The Uniondale Land Trust hosted its third annual Housing Symposium last Friday, April 19 at the Van Ness fire station in Uniondale.

The symposium focused on the question: whether or not owning a home in 2024 is still a realistic goal for Uniondale residents or just a pipe dream at this point. The symposium aimed to bridge the gap between the information regarding the resources available and the Uniondale residents looking to use these resources to own an affordable home in the area.

Bringing together experts, homeowners, renters, and policymakers — including Nassau County Legislator Siela Bynoe, a staunch advocate for affordable housing solutions — to address the pressing challenges and explore potential resources like housing vouchers and other affordable solutions related to housing in the region.

“Throughout my adult life, advocating for affordable housing solutions has been my passion, and I have pursued it in the Legislature by securing bipartisan support for establishing the Land Bank in 2015 and other County-level initiatives to eliminate barriers to home ownership,” said Bynoe, who spoke to the crowd on Friday.

Attendees were actively engaged in the session, posing thoughtful questions to the experts paneling and gaining valuable clarity on navigating through the complexities of the housing landscape on Long Island.

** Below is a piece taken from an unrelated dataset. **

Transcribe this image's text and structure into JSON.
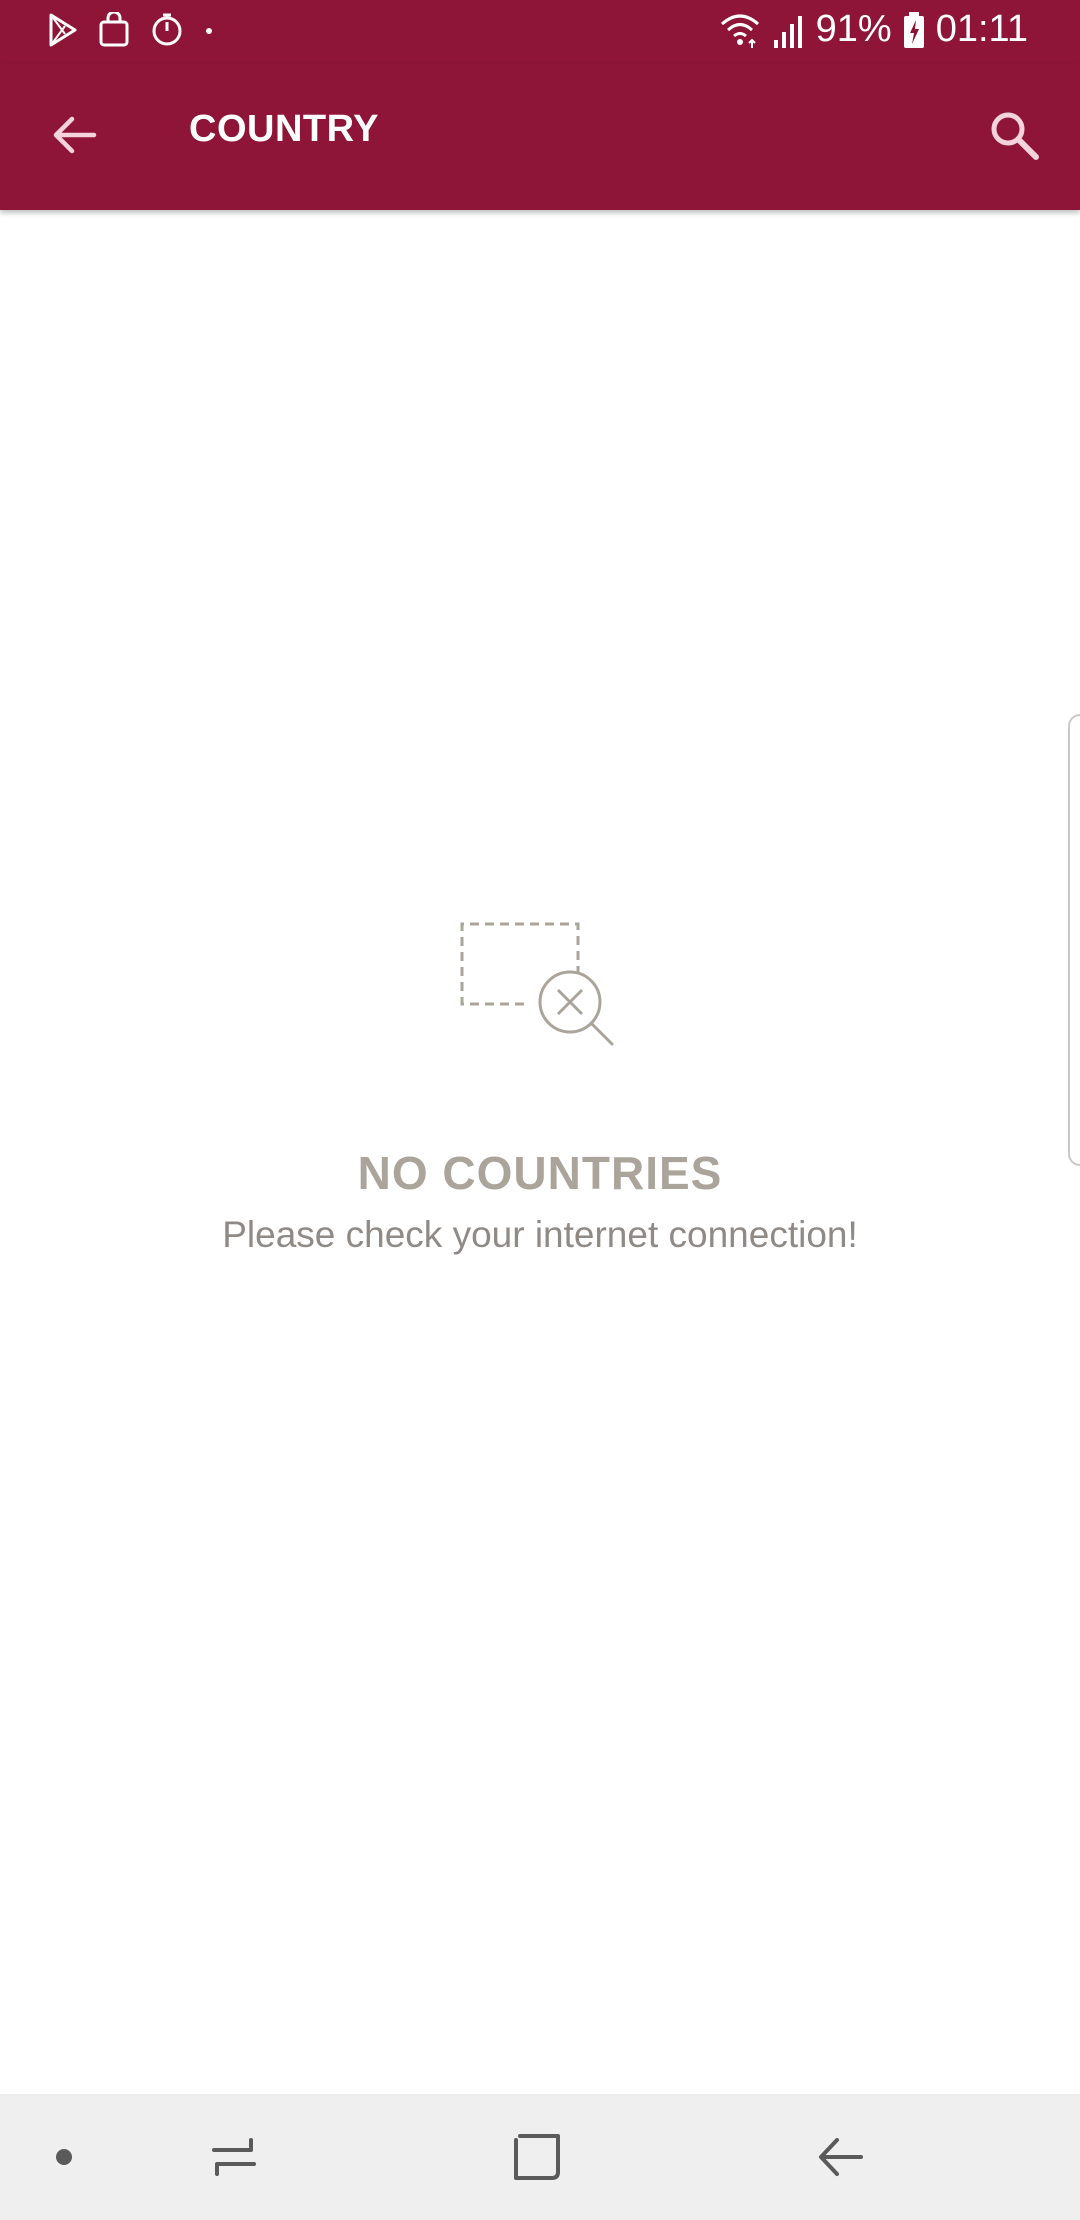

One of the sobering realities discussed at the symposium was the gradual erosion of homeownership opportunities for everyday Americans, and believes systemic factors have been at play for a long time leading to the crisis of a housing market many find themselves in now.

“Systems do what they are built to do,” said panelist Ian Wilder of the Long Island Housing Services. “So if they are not helping people, and mainly a certain type of people — then it is because it wasn’t meant to.”

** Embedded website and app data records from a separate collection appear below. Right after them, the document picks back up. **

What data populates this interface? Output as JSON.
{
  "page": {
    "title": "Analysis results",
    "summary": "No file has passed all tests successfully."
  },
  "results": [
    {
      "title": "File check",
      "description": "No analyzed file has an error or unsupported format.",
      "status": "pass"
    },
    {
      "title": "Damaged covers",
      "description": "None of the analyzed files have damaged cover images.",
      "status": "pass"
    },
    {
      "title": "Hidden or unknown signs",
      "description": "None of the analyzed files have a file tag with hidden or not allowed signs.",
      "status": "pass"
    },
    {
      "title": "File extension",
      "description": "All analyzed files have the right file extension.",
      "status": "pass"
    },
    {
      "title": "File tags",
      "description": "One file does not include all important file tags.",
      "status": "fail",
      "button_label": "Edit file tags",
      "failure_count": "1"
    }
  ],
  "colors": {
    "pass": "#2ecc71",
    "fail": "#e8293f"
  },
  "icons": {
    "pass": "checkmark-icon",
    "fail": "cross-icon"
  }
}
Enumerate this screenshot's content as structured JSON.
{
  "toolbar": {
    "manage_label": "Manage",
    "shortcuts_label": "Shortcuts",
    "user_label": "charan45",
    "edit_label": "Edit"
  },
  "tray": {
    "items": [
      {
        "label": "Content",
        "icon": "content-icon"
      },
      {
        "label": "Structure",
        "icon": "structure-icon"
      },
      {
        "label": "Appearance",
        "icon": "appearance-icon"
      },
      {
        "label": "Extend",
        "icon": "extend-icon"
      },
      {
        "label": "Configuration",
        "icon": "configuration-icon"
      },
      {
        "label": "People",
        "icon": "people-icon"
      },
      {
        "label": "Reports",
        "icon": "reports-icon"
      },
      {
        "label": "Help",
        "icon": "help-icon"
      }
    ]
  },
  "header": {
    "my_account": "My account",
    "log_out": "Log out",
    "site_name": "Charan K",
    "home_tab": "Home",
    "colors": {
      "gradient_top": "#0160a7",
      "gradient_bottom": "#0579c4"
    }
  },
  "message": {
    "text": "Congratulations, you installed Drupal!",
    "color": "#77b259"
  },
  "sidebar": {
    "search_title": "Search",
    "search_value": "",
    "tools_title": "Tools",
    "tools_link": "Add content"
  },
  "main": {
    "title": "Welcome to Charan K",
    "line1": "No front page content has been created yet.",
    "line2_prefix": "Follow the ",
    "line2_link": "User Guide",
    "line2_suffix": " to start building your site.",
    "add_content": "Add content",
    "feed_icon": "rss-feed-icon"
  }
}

Wilder believes that although housing discrimination is a very real reality for many Black and Brown Americans, things have now gotten to a place where nobody, regardless of race, will have an easy time accessing homeownership — especially for those who were already discriminated against before.

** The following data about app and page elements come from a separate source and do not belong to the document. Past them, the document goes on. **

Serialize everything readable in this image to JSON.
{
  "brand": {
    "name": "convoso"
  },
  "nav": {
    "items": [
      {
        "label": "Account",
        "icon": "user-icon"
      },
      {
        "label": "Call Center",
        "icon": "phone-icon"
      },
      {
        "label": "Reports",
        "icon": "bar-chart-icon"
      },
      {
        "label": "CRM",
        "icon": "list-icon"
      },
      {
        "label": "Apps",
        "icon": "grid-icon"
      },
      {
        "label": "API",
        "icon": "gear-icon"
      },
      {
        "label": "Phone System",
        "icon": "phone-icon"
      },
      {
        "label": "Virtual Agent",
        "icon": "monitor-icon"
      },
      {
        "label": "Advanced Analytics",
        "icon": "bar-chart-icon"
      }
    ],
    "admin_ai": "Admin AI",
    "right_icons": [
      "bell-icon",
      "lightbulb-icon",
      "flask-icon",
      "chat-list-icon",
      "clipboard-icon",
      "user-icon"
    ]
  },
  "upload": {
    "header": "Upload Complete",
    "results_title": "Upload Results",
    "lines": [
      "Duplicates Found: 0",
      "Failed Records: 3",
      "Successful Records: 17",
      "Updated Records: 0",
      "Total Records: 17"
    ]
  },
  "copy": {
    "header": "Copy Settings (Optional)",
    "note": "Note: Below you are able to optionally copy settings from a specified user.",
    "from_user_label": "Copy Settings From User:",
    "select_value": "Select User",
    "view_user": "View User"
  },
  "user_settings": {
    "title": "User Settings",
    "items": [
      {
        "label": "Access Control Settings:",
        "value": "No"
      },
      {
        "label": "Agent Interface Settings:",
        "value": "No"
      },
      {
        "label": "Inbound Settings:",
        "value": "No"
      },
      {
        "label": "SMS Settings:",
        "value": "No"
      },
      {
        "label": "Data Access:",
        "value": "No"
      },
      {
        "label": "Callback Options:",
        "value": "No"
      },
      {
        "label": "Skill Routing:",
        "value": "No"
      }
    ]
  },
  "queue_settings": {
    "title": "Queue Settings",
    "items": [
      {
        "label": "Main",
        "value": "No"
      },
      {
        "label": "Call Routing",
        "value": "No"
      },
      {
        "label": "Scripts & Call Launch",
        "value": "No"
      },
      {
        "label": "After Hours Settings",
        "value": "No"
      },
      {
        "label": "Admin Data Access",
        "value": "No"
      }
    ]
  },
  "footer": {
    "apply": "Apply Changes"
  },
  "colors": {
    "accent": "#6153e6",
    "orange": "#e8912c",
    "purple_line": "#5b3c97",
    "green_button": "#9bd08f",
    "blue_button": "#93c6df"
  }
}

Wilder and the other experts also pointed out how homeownership has slowly been slipping away from the hands of everyday Americans for years now — with foreclosures increasing throughout all of the state since the pandemic started in 2020, with both Nassau and Suffolk counties having earned the distinctions of being two of the the counties with the highest number of foreclosures — with 1,546 foreclosure filings happening just last year in Nassau alone, with over 400 of which being in Uniondale.

It was also revealed at the symposium that despite the recommendation of not spending more than 30 percent on rent, most residents are forced to spend upwards of 60 percent and more on rent each month, leaving many in the community “rent-burdened.”

“When all of these elements come together,” said Jeannine Maynard, co-facilitator of the Greater Uniondale Area Action Coalition. “Then we can look at what exists in our legislation and in our funding streams and then put a critical eye on what is missing and what needs to be solved,” said Maynard, “it is all about figuring out what we can do to meet the community’s needs.

“When we invite people from different walks of life, whether residents or government agencies, you can learn about things that you may have missed in notices from the state, county and even the federal government,” said Maynard. “When we host events like the symposium, it allows us to do a better job helping our community when we share this information and strengthen our network of sharing that information.”